While this methodology is clearly not "NoEstimates", over time it develops a high level of predictability in the team which is the kind of thing that makes people stop asking a team for estimates.

What about timelines?

The spacing of the tasks from left-to-right is to help show depth of dependencies and what can be stated first. You have a lot of freedom on finding the right way to space out tasks on the diagram. Time is not strictly implied by this spacing but we as humans cannot help but infer time from it. For this reason, it is a best practice to put any ticket that has 0 dependencies on the far left side to make it obvious it could be started "right now", and also help make it obvious how many tasks can be started if this task is completed (helping you pick priority).

What is a "Directed Acyclic Graph" (DAG)?

The DAG is a term from computer science. DAGs are a collection of nodes (we call them tasks) and edges (we call them arrows, and we limit them to dependency arrows exclusively). Nodes and edges when networked together are called a "graph". The graph is said to be "Directed" when the edges point in one direction. Finally, it is Acyclical when those edges do not create any "loops" where arrows point in a circle infinitely.

In Leftwards Planning, our DAG has a few extra rules such as arrows being limited to dependencies only, and the requirement that there is one single "root node" that all dependencies grow out of (the final task on the far right).

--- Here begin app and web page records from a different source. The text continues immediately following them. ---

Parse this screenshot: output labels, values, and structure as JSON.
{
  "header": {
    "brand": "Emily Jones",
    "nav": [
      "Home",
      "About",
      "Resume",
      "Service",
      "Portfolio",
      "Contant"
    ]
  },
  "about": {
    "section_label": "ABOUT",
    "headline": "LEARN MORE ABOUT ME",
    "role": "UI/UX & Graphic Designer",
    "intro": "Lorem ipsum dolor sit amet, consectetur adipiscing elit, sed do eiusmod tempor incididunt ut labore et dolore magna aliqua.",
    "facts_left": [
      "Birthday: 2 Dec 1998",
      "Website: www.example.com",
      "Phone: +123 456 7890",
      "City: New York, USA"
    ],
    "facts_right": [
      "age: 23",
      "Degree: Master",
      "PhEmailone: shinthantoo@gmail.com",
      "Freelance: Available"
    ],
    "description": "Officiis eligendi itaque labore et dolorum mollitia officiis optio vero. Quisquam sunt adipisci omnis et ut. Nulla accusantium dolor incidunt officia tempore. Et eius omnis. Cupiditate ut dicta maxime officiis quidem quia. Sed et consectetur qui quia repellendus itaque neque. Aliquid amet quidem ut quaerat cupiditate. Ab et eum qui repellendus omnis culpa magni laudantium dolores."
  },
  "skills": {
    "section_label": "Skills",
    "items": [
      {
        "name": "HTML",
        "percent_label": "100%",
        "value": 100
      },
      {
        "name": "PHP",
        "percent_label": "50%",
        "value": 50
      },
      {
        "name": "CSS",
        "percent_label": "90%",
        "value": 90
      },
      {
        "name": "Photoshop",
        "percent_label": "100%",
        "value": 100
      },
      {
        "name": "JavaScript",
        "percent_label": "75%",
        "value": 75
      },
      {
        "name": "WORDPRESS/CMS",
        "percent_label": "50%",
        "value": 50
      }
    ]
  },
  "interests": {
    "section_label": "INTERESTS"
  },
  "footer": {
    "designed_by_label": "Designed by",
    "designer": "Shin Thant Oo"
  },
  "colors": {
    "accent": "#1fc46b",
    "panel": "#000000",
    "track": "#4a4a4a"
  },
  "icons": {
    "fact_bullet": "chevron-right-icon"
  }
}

Can we mob/team/ensemble program?

Sure! If you want to have multiple people working on one task, you can. However, in practice this probably only helps the team for tasks along the heaviest path or tasks that are medium/large. Because everything is biased to small tasks and projects are built on pre-agreed standards/contentions the value from working together on every small task drops off quickly (a lot of that alignment work has already happened). It can still be useful for on-boarding or team building, or to help align people who see problems differently. Just be sure to take the sharing of a task into account when you build a proposal (if you ask for 4 developers for a small 20 task project, they share all 20 tasks, it will never be done faster than the time it takes to work on all 20 tasks sequentially).

Isn't this just a rip-off of some other idea?

Probably. This idea did not jump out of the forehead of Zeus, fully-formed wearing armour like the Greek myth of Athena's birth.

Leftwards Planning is a collection of many great ideas, modification of those ideas, years of hands-on-experience, and maybe a tiny bit of novel invention.

For example, making projects into a graph is not unique to Leftwards Planning. PERT, CCPM, CPM and others do this. Moving "left" is called Retro-planning, but also backwards planning, reverse planning, reverse gantt, "right to left planning", outcomes-first, and backcasting. All of these are slightly different stand-alone ideas, which have a lot of similarities too. Some of them are modifications of each other, some are all original "multiple discoveries", they possibly even have different inspirations and roots. The ways to work with the DAG and avoid problems is directly stolen from computer science which probably stole it from some other branch of maths which probably stole it from someone's intuitions.

Moreover, Leftwards planning absolutely did not come up with the idea of working on small tasks. You can learn about that in hundreds of books, and tens of thousands of blog posts. Breaking tasks down into smaller tasks is also something that is quite well discussed.

You might recognize one idea as being very similar to something you saw before, and it might be the case. It might also be the case that that idea is a neighbouring idea to the one that influenced this methodology, it's too hard to say really.

Leftwards planning is a fine-tuned collection of ideas that are designed to be used together to help development teams plan projects and eliminate a lot of the problems they regularly run into. Some ideas here are not found elsewhere, or ideas found elsewhere are not found here. The exact combination of ideas is the unique artifact. It is also aiming to make these great ideas intuitive, easy to learn, and easy to use for that audience.